Dataset items:
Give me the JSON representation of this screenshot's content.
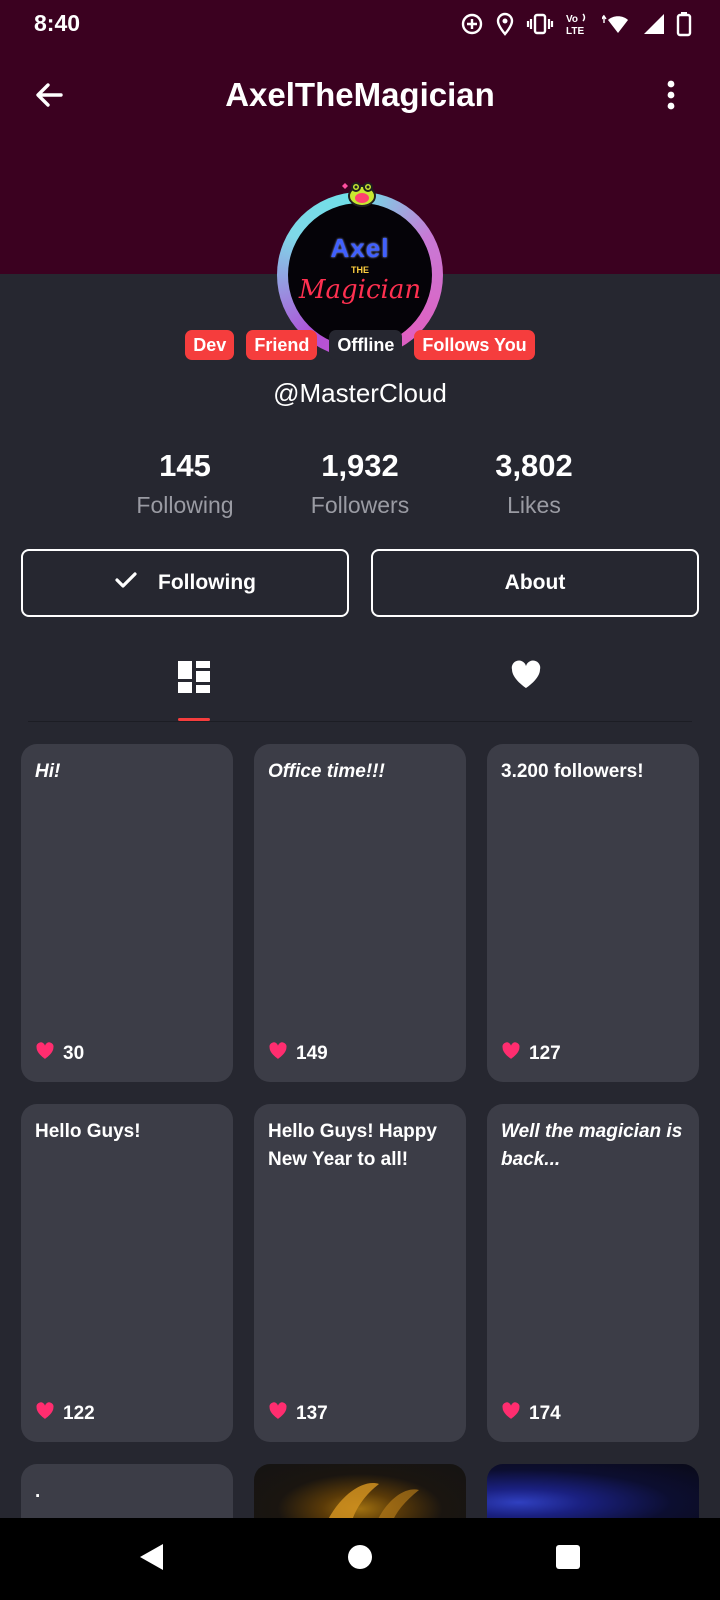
{
  "status_bar": {
    "time": "8:40",
    "icons": [
      "data-saver-icon",
      "location-icon",
      "vibrate-icon",
      "volte-icon",
      "wifi-icon",
      "signal-icon",
      "battery-icon"
    ],
    "volte_label": "Vo LTE"
  },
  "app_bar": {
    "title": "AxelTheMagician",
    "back_icon": "arrow-left-icon",
    "more_icon": "more-vertical-icon"
  },
  "profile": {
    "avatar_logo": {
      "line1": "Axel",
      "line2": "THE",
      "line3": "Magician"
    },
    "badges": [
      {
        "label": "Dev",
        "style": "red"
      },
      {
        "label": "Friend",
        "style": "red"
      },
      {
        "label": "Offline",
        "style": "dark"
      },
      {
        "label": "Follows You",
        "style": "red"
      }
    ],
    "username": "@MasterCloud"
  },
  "stats": [
    {
      "value": "145",
      "label": "Following"
    },
    {
      "value": "1,932",
      "label": "Followers"
    },
    {
      "value": "3,802",
      "label": "Likes"
    }
  ],
  "actions": {
    "following_label": "Following",
    "about_label": "About"
  },
  "tabs": [
    {
      "icon": "grid-icon",
      "selected": true
    },
    {
      "icon": "heart-icon",
      "selected": false
    }
  ],
  "posts": [
    {
      "text": "Hi!",
      "likes": "30",
      "italic": true
    },
    {
      "text": "Office time!!!",
      "likes": "149",
      "italic": true
    },
    {
      "text": "3.200 followers!",
      "likes": "127",
      "italic": false
    },
    {
      "text": "Hello Guys!",
      "likes": "122",
      "italic": false
    },
    {
      "text": "Hello Guys! Happy New Year to all!",
      "likes": "137",
      "italic": false
    },
    {
      "text": "Well the magician is back...",
      "likes": "174",
      "italic": true
    },
    {
      "text": ".",
      "likes": "",
      "italic": false
    }
  ],
  "colors": {
    "header_bg": "#3b0120",
    "page_bg": "#262730",
    "card_bg": "#3c3d47",
    "accent_red": "#f53d3d",
    "heart_pink": "#ff2d6f"
  },
  "nav_bar": {
    "back_icon": "triangle-back-icon",
    "home_icon": "circle-home-icon",
    "recents_icon": "square-recents-icon"
  }
}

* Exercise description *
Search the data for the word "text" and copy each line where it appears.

* Result *
      "text": "Hi!",
      "text": "Office time!!!",
      "text": "3.200 followers!",
      "text": "Hello Guys!",
      "text": "Hello Guys! Happy New Year to all!",
      "text": "Well the magician is back...",
      "text": ".",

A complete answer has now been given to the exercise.